::: DATA SHOWN

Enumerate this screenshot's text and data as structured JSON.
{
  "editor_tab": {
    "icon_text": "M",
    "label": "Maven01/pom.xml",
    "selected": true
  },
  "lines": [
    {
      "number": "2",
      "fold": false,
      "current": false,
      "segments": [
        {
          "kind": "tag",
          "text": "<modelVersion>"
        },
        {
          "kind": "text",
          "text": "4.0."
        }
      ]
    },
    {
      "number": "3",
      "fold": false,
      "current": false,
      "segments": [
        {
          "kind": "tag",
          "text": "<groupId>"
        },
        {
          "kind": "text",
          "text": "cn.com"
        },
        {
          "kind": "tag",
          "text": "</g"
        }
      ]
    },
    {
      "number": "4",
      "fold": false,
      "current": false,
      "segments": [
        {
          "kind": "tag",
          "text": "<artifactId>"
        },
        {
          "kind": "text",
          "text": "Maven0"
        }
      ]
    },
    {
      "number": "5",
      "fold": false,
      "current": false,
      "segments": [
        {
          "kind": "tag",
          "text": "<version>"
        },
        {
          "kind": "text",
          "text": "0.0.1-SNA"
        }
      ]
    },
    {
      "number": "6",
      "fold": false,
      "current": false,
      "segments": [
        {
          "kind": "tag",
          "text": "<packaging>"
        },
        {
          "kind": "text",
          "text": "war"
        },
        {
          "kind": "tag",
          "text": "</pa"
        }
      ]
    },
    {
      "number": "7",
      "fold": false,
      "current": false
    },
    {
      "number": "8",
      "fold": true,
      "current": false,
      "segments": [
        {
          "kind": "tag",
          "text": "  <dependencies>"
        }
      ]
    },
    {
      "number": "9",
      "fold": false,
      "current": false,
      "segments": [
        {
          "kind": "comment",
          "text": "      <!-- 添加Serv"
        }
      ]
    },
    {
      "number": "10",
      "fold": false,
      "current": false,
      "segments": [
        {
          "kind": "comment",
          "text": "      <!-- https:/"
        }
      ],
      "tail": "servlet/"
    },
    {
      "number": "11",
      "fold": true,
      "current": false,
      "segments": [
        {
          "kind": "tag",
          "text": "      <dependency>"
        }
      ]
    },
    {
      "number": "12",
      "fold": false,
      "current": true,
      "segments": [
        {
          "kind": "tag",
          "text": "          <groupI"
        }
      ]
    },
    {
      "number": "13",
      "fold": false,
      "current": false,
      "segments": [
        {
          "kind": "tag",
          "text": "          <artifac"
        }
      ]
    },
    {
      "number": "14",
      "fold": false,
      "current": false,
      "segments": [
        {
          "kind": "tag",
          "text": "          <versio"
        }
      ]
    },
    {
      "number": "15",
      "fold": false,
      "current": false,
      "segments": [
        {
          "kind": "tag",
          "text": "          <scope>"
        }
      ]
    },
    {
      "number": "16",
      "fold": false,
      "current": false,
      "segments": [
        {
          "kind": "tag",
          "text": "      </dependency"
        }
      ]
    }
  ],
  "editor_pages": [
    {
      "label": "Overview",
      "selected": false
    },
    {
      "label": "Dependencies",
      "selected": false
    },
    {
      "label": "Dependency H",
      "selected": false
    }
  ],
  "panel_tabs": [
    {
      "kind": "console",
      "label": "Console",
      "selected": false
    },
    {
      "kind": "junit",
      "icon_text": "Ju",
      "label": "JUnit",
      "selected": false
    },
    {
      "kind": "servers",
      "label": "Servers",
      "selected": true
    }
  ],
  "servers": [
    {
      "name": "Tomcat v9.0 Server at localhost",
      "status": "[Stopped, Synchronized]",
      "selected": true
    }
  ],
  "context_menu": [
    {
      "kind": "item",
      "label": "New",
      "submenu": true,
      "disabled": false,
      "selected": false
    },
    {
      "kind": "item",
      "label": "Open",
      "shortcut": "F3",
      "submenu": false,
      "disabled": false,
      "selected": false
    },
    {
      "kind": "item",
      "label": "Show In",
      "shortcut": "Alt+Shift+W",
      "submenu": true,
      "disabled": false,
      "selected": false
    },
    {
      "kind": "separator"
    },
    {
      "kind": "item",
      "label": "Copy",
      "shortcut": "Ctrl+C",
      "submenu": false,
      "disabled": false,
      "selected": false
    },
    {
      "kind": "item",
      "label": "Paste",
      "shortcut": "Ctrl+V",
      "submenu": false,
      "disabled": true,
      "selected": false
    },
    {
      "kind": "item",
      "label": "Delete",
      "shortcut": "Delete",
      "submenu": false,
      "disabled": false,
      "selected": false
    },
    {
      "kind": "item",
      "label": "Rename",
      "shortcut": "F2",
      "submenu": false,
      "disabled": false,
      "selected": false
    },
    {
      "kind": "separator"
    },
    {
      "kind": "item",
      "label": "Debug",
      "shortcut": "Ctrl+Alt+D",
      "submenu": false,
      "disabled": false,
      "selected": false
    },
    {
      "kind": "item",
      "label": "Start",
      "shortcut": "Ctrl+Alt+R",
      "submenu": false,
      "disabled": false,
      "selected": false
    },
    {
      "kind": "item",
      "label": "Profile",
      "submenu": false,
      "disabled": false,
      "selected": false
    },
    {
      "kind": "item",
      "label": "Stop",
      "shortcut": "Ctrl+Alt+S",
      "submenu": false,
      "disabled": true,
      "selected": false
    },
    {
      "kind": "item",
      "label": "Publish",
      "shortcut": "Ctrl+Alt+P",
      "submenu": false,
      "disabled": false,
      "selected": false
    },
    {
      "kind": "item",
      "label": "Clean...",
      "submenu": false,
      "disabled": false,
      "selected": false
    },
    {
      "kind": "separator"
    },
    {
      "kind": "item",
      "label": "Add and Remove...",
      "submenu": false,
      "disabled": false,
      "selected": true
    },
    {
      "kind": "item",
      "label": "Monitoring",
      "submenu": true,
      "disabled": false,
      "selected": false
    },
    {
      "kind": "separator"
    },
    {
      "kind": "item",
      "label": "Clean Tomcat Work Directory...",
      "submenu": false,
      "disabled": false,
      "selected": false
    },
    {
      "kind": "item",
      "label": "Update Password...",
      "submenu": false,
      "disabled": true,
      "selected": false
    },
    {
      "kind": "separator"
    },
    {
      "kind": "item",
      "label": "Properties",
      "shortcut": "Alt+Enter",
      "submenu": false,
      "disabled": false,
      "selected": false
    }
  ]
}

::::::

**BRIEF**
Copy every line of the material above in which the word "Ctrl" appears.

**ANSWER**
      "shortcut": "Ctrl+C",
      "shortcut": "Ctrl+V",
      "shortcut": "Ctrl+Alt+D",
      "shortcut": "Ctrl+Alt+R",
      "shortcut": "Ctrl+Alt+S",
      "shortcut": "Ctrl+Alt+P",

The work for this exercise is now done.